DATA FOR REVIEW:
══════════════════════════════

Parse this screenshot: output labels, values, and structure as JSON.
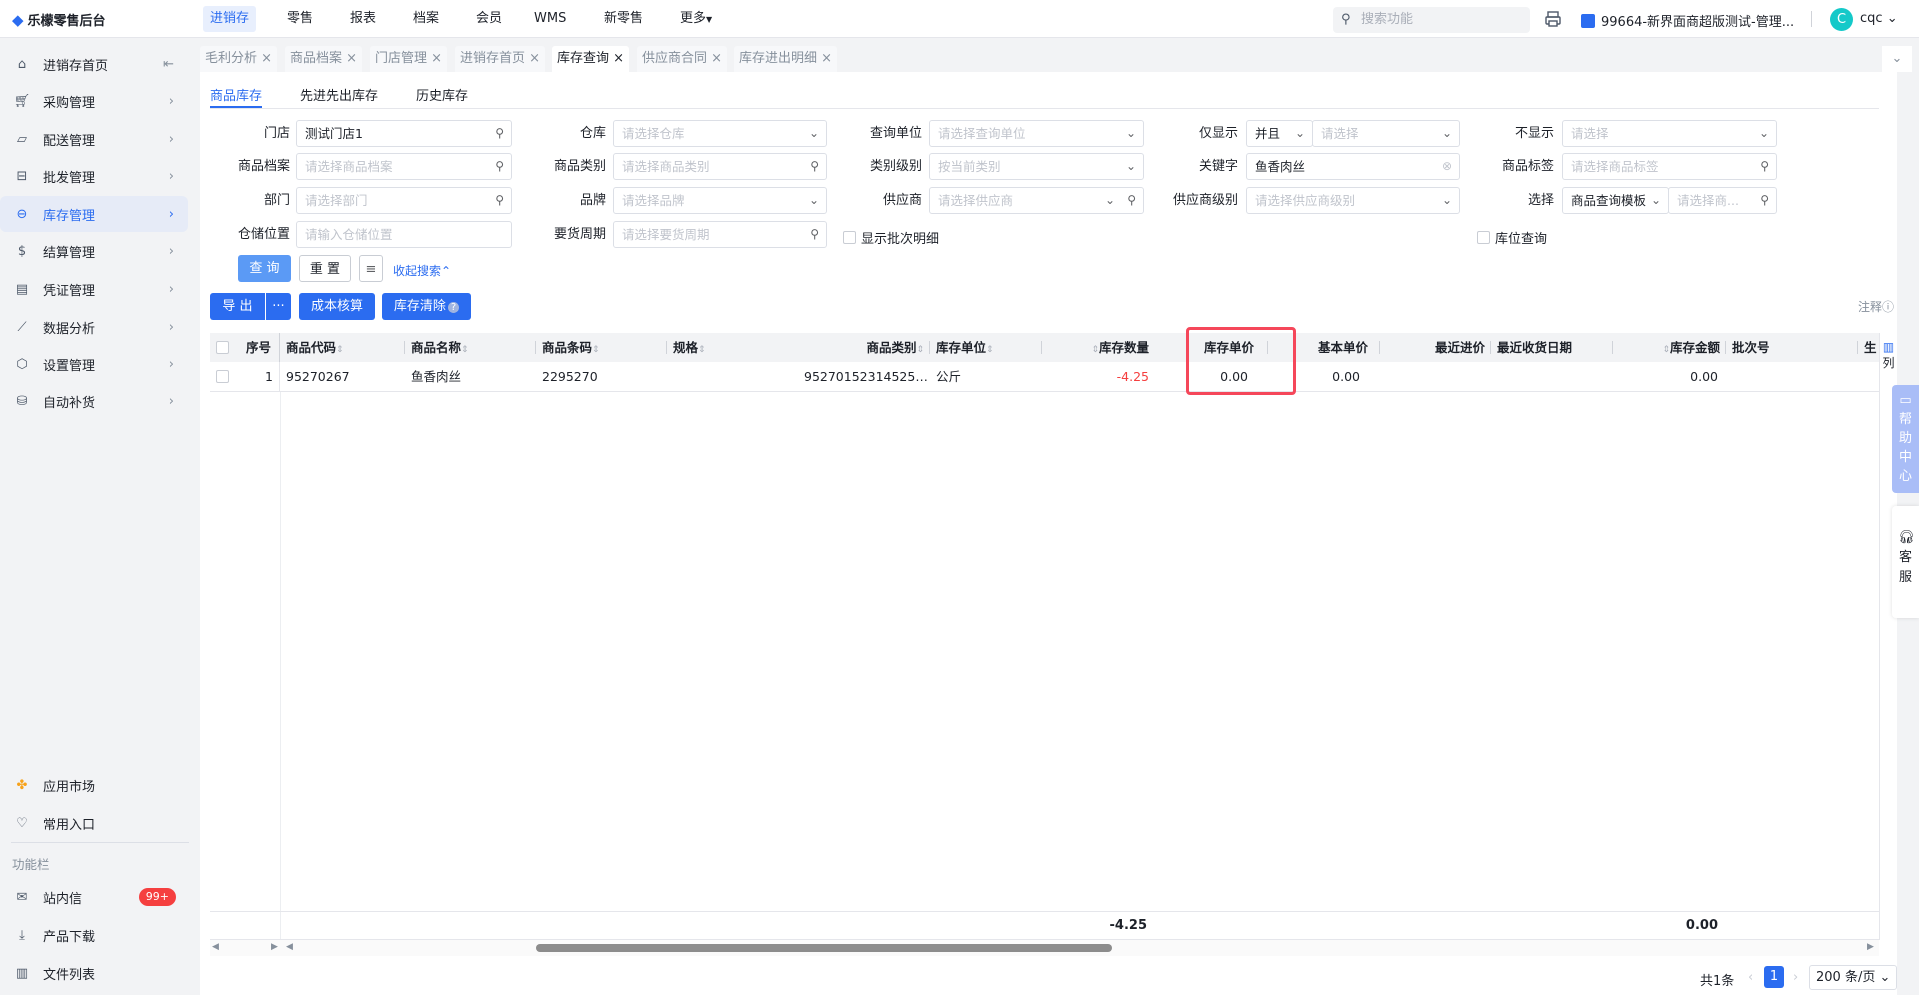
{
  "app": {
    "logo_text": "乐檬零售后台",
    "accent": "#2b6cf0"
  },
  "topnav": {
    "items": [
      "进销存",
      "零售",
      "报表",
      "档案",
      "会员",
      "WMS",
      "新零售",
      "更多"
    ],
    "active": "进销存",
    "search_placeholder": "搜索功能",
    "store": "99664-新界面商超版测试-管理...",
    "avatar_letter": "C",
    "user": "cqc"
  },
  "sidebar": {
    "items": [
      {
        "label": "进销存首页",
        "icon": "home-icon"
      },
      {
        "label": "采购管理",
        "icon": "cart-icon"
      },
      {
        "label": "配送管理",
        "icon": "map-icon"
      },
      {
        "label": "批发管理",
        "icon": "box-icon"
      },
      {
        "label": "库存管理",
        "icon": "inventory-icon",
        "active": true
      },
      {
        "label": "结算管理",
        "icon": "dollar-icon"
      },
      {
        "label": "凭证管理",
        "icon": "document-icon"
      },
      {
        "label": "数据分析",
        "icon": "chart-icon"
      },
      {
        "label": "设置管理",
        "icon": "settings-icon"
      },
      {
        "label": "自动补货",
        "icon": "restock-icon"
      }
    ],
    "bottom": [
      {
        "label": "应用市场",
        "icon": "app-market-icon"
      },
      {
        "label": "常用入口",
        "icon": "heart-icon"
      }
    ],
    "section_label": "功能栏",
    "tools": [
      {
        "label": "站内信",
        "icon": "mail-icon",
        "badge": "99+"
      },
      {
        "label": "产品下载",
        "icon": "download-icon"
      },
      {
        "label": "文件列表",
        "icon": "file-list-icon"
      }
    ]
  },
  "tabs": [
    "毛利分析",
    "商品档案",
    "门店管理",
    "进销存首页",
    "库存查询",
    "供应商合同",
    "库存进出明细"
  ],
  "active_tab": "库存查询",
  "subtabs": [
    "商品库存",
    "先进先出库存",
    "历史库存"
  ],
  "form": {
    "store": {
      "label": "门店",
      "value": "测试门店1"
    },
    "warehouse": {
      "label": "仓库",
      "placeholder": "请选择仓库"
    },
    "query_unit": {
      "label": "查询单位",
      "placeholder": "请选择查询单位"
    },
    "only_show": {
      "label": "仅显示",
      "mode": "并且",
      "placeholder": "请选择"
    },
    "not_show": {
      "label": "不显示",
      "placeholder": "请选择"
    },
    "product_file": {
      "label": "商品档案",
      "placeholder": "请选择商品档案"
    },
    "category": {
      "label": "商品类别",
      "placeholder": "请选择商品类别"
    },
    "category_level": {
      "label": "类别级别",
      "placeholder": "按当前类别"
    },
    "keyword": {
      "label": "关键字",
      "value": "鱼香肉丝"
    },
    "tag": {
      "label": "商品标签",
      "placeholder": "请选择商品标签"
    },
    "dept": {
      "label": "部门",
      "placeholder": "请选择部门"
    },
    "brand": {
      "label": "品牌",
      "placeholder": "请选择品牌"
    },
    "supplier": {
      "label": "供应商",
      "placeholder": "请选择供应商"
    },
    "supplier_level": {
      "label": "供应商级别",
      "placeholder": "请选择供应商级别"
    },
    "select": {
      "label": "选择",
      "template": "商品查询模板",
      "placeholder": "请选择商..."
    },
    "location": {
      "label": "仓储位置",
      "placeholder": "请输入仓储位置"
    },
    "cycle": {
      "label": "要货周期",
      "placeholder": "请选择要货周期"
    },
    "batch_detail": "显示批次明细",
    "bin_query": "库位查询",
    "query_btn": "查 询",
    "reset_btn": "重 置",
    "collapse": "收起搜索"
  },
  "actions": {
    "export": "导 出",
    "more": "···",
    "cost": "成本核算",
    "clear": "库存清除",
    "note": "注释"
  },
  "table": {
    "columns": [
      "序号",
      "商品代码",
      "商品名称",
      "商品条码",
      "规格",
      "商品类别",
      "库存单位",
      "库存数量",
      "库存单价",
      "基本单价",
      "最近进价",
      "最近收货日期",
      "库存金额",
      "批次号",
      "生"
    ],
    "rows": [
      [
        "1",
        "95270267",
        "鱼香肉丝",
        "2295270",
        "",
        "95270152314525…",
        "公斤",
        "-4.25",
        "0.00",
        "0.00",
        "",
        "",
        "0.00",
        "",
        ""
      ]
    ],
    "totals": {
      "qty": "-4.25",
      "amount": "0.00"
    },
    "column_settings": "列",
    "negative_color": "#f53f3f",
    "highlight_color": "#f5475a"
  },
  "pagination": {
    "total": "共1条",
    "page": "1",
    "page_size": "200 条/页"
  },
  "float": {
    "help": "帮助中心",
    "service": "客服"
  }
}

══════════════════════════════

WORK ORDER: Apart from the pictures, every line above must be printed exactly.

EXPECTED ANSWER:
Parse this screenshot: output labels, values, and structure as JSON.
{
  "app": {
    "logo_text": "乐檬零售后台",
    "accent": "#2b6cf0"
  },
  "topnav": {
    "items": [
      "进销存",
      "零售",
      "报表",
      "档案",
      "会员",
      "WMS",
      "新零售",
      "更多"
    ],
    "active": "进销存",
    "search_placeholder": "搜索功能",
    "store": "99664-新界面商超版测试-管理...",
    "avatar_letter": "C",
    "user": "cqc"
  },
  "sidebar": {
    "items": [
      {
        "label": "进销存首页",
        "icon": "home-icon"
      },
      {
        "label": "采购管理",
        "icon": "cart-icon"
      },
      {
        "label": "配送管理",
        "icon": "map-icon"
      },
      {
        "label": "批发管理",
        "icon": "box-icon"
      },
      {
        "label": "库存管理",
        "icon": "inventory-icon",
        "active": true
      },
      {
        "label": "结算管理",
        "icon": "dollar-icon"
      },
      {
        "label": "凭证管理",
        "icon": "document-icon"
      },
      {
        "label": "数据分析",
        "icon": "chart-icon"
      },
      {
        "label": "设置管理",
        "icon": "settings-icon"
      },
      {
        "label": "自动补货",
        "icon": "restock-icon"
      }
    ],
    "bottom": [
      {
        "label": "应用市场",
        "icon": "app-market-icon"
      },
      {
        "label": "常用入口",
        "icon": "heart-icon"
      }
    ],
    "section_label": "功能栏",
    "tools": [
      {
        "label": "站内信",
        "icon": "mail-icon",
        "badge": "99+"
      },
      {
        "label": "产品下载",
        "icon": "download-icon"
      },
      {
        "label": "文件列表",
        "icon": "file-list-icon"
      }
    ]
  },
  "tabs": [
    "毛利分析",
    "商品档案",
    "门店管理",
    "进销存首页",
    "库存查询",
    "供应商合同",
    "库存进出明细"
  ],
  "active_tab": "库存查询",
  "subtabs": [
    "商品库存",
    "先进先出库存",
    "历史库存"
  ],
  "form": {
    "store": {
      "label": "门店",
      "value": "测试门店1"
    },
    "warehouse": {
      "label": "仓库",
      "placeholder": "请选择仓库"
    },
    "query_unit": {
      "label": "查询单位",
      "placeholder": "请选择查询单位"
    },
    "only_show": {
      "label": "仅显示",
      "mode": "并且",
      "placeholder": "请选择"
    },
    "not_show": {
      "label": "不显示",
      "placeholder": "请选择"
    },
    "product_file": {
      "label": "商品档案",
      "placeholder": "请选择商品档案"
    },
    "category": {
      "label": "商品类别",
      "placeholder": "请选择商品类别"
    },
    "category_level": {
      "label": "类别级别",
      "placeholder": "按当前类别"
    },
    "keyword": {
      "label": "关键字",
      "value": "鱼香肉丝"
    },
    "tag": {
      "label": "商品标签",
      "placeholder": "请选择商品标签"
    },
    "dept": {
      "label": "部门",
      "placeholder": "请选择部门"
    },
    "brand": {
      "label": "品牌",
      "placeholder": "请选择品牌"
    },
    "supplier": {
      "label": "供应商",
      "placeholder": "请选择供应商"
    },
    "supplier_level": {
      "label": "供应商级别",
      "placeholder": "请选择供应商级别"
    },
    "select": {
      "label": "选择",
      "template": "商品查询模板",
      "placeholder": "请选择商..."
    },
    "location": {
      "label": "仓储位置",
      "placeholder": "请输入仓储位置"
    },
    "cycle": {
      "label": "要货周期",
      "placeholder": "请选择要货周期"
    },
    "batch_detail": "显示批次明细",
    "bin_query": "库位查询",
    "query_btn": "查 询",
    "reset_btn": "重 置",
    "collapse": "收起搜索"
  },
  "actions": {
    "export": "导 出",
    "more": "···",
    "cost": "成本核算",
    "clear": "库存清除",
    "note": "注释"
  },
  "table": {
    "columns": [
      "序号",
      "商品代码",
      "商品名称",
      "商品条码",
      "规格",
      "商品类别",
      "库存单位",
      "库存数量",
      "库存单价",
      "基本单价",
      "最近进价",
      "最近收货日期",
      "库存金额",
      "批次号",
      "生"
    ],
    "rows": [
      [
        "1",
        "95270267",
        "鱼香肉丝",
        "2295270",
        "",
        "95270152314525…",
        "公斤",
        "-4.25",
        "0.00",
        "0.00",
        "",
        "",
        "0.00",
        "",
        ""
      ]
    ],
    "totals": {
      "qty": "-4.25",
      "amount": "0.00"
    },
    "column_settings": "列",
    "negative_color": "#f53f3f",
    "highlight_color": "#f5475a"
  },
  "pagination": {
    "total": "共1条",
    "page": "1",
    "page_size": "200 条/页"
  },
  "float": {
    "help": "帮助中心",
    "service": "客服"
  }
}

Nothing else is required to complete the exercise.